Calling up the driver is an option but with his immediate responsibility in hand, the calls–especially on the really dire days–many times go unanswered. This would lead to frantic calls to the school office. And other than words of wishful comfort, their only visibility also depended on talking to the driver.
About a year back, a Bangalore-based technology vendor brought a proposal: tracking every bus on its daily route and sending real-time text messages to parents’ cell phones keeping them informed about the journey and the estimated time of arrival at a particular stop.
The proof of concept was soon implemented as a free service to parents. In the mornings, 5 to 10 minutes before the bus would arrive, there were a series of text messages tracking its progress and giving an ETA for the specific stop. Similarly in the evening from the time the bus left the school until it reached the particular stop, text messages would sequentially track the progress.

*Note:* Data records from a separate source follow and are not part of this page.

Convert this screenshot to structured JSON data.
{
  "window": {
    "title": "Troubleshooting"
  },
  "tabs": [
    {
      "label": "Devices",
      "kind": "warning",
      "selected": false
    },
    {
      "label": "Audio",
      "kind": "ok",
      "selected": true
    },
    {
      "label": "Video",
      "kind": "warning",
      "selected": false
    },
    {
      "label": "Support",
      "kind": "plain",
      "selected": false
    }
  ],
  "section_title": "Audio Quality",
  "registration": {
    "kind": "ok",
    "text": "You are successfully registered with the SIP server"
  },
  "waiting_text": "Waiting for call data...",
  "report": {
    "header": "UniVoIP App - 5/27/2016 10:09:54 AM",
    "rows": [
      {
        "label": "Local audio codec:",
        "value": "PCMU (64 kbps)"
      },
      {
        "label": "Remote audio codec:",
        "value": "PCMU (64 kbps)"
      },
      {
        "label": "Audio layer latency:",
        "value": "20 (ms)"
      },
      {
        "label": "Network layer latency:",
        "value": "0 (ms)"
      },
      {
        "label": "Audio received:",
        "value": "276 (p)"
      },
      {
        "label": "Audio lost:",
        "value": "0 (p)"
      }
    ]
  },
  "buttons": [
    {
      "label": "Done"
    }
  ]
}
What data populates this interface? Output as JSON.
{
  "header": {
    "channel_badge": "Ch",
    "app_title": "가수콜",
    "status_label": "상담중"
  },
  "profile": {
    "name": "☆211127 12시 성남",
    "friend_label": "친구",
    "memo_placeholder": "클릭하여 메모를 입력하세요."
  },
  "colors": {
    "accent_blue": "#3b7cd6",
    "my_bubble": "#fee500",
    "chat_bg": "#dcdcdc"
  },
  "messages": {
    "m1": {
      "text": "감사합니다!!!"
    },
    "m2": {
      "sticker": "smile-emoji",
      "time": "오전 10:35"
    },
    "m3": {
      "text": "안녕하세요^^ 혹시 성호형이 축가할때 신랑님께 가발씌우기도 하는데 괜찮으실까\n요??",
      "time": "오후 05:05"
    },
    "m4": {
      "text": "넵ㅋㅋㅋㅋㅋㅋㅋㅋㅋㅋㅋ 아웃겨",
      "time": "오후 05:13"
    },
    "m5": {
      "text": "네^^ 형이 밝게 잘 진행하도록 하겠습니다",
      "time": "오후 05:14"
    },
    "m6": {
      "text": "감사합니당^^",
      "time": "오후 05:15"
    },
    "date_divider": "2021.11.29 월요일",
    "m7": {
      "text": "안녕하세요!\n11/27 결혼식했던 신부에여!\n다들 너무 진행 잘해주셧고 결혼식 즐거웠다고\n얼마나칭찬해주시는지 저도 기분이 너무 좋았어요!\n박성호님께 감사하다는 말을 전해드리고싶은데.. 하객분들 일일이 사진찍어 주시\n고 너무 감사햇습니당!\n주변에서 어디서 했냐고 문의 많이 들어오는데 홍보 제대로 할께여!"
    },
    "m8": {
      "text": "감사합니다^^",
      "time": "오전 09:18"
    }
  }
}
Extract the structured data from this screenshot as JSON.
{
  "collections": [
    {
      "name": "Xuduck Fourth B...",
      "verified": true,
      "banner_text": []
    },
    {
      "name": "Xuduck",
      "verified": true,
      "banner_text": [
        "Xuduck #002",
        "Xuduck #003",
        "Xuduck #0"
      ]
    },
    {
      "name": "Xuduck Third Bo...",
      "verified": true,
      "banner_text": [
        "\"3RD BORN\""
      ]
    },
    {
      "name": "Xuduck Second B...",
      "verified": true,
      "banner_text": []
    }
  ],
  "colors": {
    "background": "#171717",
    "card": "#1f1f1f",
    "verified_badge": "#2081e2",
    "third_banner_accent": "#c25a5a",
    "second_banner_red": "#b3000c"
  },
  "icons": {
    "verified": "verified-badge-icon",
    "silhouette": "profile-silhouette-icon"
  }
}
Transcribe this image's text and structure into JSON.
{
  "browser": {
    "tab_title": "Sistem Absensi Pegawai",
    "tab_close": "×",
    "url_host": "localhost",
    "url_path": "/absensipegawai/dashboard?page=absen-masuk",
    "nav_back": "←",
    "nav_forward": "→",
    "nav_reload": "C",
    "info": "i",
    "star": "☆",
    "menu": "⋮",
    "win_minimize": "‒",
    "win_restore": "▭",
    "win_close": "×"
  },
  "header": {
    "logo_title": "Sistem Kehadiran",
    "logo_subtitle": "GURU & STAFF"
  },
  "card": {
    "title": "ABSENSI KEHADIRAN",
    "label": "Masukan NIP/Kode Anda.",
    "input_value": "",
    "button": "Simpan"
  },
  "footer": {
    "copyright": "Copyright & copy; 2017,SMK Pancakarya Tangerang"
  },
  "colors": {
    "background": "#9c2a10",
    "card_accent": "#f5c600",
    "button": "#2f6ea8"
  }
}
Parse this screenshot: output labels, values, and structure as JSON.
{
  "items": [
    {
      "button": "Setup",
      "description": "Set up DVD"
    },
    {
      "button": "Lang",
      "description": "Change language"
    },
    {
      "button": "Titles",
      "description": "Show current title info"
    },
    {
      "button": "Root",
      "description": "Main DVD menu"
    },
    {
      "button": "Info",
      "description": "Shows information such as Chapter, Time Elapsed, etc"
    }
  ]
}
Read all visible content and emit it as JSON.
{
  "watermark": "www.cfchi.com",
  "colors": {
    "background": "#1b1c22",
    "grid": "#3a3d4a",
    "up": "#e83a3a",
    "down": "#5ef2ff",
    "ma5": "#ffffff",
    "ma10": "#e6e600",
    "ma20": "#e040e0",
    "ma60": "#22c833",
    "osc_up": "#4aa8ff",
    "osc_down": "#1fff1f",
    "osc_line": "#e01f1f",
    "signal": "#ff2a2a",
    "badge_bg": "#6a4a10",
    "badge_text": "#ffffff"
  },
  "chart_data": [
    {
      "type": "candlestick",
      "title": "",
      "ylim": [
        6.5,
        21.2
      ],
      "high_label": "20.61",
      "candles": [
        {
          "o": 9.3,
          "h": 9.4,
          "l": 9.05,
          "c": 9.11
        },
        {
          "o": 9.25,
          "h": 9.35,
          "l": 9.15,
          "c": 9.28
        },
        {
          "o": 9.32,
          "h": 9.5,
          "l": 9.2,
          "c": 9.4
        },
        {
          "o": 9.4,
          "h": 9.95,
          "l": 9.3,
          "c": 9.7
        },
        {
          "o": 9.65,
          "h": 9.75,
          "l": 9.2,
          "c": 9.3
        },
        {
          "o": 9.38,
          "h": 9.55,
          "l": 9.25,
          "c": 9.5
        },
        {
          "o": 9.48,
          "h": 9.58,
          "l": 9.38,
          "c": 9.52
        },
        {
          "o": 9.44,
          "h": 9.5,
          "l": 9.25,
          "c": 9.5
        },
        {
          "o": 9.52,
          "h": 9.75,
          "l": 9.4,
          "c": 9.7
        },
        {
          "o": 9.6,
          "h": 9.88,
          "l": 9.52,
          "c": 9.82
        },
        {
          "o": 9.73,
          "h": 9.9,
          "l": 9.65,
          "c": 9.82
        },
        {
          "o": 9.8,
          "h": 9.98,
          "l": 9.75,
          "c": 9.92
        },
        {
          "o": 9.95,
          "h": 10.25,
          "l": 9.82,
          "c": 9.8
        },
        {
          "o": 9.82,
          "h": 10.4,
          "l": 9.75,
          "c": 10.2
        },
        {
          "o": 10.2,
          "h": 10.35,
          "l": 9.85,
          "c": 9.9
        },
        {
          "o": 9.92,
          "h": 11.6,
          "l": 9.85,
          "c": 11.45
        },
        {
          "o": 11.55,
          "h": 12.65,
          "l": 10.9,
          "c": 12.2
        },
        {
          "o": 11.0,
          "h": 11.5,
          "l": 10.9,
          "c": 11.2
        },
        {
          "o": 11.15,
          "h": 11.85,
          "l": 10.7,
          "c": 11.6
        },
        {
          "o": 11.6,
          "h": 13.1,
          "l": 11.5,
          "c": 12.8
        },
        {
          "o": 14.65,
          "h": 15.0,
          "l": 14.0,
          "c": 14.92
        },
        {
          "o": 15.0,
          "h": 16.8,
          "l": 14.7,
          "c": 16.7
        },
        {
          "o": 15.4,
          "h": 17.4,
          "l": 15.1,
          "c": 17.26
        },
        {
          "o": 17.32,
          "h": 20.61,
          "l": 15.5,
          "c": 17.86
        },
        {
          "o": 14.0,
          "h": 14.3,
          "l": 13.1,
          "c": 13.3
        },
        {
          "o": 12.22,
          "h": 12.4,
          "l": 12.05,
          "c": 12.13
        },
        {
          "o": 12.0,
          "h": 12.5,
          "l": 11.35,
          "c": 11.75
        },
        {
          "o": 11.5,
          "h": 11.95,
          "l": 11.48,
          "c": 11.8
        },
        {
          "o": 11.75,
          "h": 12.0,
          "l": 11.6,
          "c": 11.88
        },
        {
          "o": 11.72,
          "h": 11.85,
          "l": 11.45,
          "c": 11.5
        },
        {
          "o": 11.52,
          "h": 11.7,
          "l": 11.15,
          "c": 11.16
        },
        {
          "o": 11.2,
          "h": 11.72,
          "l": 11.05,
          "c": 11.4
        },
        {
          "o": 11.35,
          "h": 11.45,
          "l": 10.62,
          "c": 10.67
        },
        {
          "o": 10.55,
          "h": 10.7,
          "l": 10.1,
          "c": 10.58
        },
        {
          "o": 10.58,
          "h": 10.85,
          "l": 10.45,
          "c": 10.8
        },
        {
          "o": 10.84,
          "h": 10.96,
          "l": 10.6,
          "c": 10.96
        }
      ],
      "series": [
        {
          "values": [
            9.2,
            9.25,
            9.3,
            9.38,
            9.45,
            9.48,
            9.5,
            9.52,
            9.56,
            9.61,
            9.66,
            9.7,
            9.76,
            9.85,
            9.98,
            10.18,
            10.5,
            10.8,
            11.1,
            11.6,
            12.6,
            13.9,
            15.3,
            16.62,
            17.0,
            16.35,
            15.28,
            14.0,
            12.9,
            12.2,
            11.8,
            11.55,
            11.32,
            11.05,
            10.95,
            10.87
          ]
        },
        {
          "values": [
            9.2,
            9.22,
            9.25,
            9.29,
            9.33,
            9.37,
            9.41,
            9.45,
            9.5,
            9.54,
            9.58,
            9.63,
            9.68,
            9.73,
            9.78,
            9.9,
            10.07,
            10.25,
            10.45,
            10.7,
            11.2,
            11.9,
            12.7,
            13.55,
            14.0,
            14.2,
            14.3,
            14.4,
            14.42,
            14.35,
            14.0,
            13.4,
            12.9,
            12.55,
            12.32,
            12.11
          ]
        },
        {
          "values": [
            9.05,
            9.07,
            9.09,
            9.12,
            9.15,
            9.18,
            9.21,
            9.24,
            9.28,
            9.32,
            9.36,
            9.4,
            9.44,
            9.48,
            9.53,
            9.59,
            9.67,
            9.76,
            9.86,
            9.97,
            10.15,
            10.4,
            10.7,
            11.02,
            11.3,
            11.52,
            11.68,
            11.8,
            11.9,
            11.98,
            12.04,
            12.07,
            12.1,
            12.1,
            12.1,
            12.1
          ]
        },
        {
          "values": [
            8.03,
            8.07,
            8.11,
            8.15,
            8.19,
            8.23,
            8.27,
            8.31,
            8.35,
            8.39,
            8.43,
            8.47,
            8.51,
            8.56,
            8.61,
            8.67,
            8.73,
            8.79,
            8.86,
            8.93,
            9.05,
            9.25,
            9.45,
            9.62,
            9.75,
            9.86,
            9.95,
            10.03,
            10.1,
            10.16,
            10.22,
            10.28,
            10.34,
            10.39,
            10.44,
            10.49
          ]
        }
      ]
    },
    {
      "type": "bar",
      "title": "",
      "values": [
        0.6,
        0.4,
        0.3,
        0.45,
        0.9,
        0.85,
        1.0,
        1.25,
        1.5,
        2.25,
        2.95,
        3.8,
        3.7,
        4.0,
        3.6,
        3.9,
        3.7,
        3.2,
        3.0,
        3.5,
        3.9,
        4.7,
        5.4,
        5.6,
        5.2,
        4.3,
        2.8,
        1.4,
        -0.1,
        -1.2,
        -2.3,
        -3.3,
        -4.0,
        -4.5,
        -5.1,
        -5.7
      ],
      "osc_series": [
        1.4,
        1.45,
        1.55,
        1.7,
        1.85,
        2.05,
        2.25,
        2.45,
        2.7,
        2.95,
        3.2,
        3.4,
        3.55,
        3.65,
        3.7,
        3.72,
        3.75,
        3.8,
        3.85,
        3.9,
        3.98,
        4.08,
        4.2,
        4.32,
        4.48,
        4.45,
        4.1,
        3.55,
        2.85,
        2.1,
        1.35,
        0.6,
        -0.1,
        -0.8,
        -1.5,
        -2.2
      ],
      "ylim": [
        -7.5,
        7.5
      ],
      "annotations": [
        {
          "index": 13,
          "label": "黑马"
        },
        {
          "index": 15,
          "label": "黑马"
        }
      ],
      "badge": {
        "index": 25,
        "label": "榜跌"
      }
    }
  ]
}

Each parent received the alert for his or her particular stop.
Parents who had to juggle tasks and chores before reaching the bus stop now had peace of mind. They could time their pickup. Also delays because of traffic conditions were broadcast in real-time.
After a month of free trial, parents could register for continuing daily updates at a 10 percent additional surcharge to the monthly transportation fees.
The Cloud Solution
As a parent and a recent follower of cloud computing, curiosity led me to Google the solution. And to my surprise it turned out to be cloud-based. Seems the idea was conceived by the vendor in 2009 and took 18 months to develop.
Using an IaaS from a public cloud provider seemed to work to the entrepreneur’s requirements:
- Saved Capex on a new product development.
- Flexibility to scale as per business requirements, proportional to the number of schools joining the program.
- Data with limited security risks; cellphone numbers of a subset of parents is probably the most sensitive data.
- Monthly service charge, reasonably low to ensure continued subscription by parents.
As an added feature, an Android app was subsequently introduced to trace the bus on your phone.
The Cloud Economics
Among the competitors to this particular vendor; one is a telecom major (revenue: US$ 580.76 million) leveraging cell-sites in the city to offer GPS tracking services. This offering has the most economic monthly service fee, but sans bells and whistles like fuel-level monitors, which benefit the school administration.
Another is a global SI and consulting enterprise (41,000 employees) offering a SaaS model, which proves to be more expensive for the parents.
A third competitor is a 10-employee shop and still testing the waters in the city.
Whether cloud is a game-changer in this particular solution area is open to discussion, but it seems to have given a platform for the small and medium entrepreneur with ideas to hit the ground running and pitch his value proposition to the market, without worrying about the baggage of infrastructure.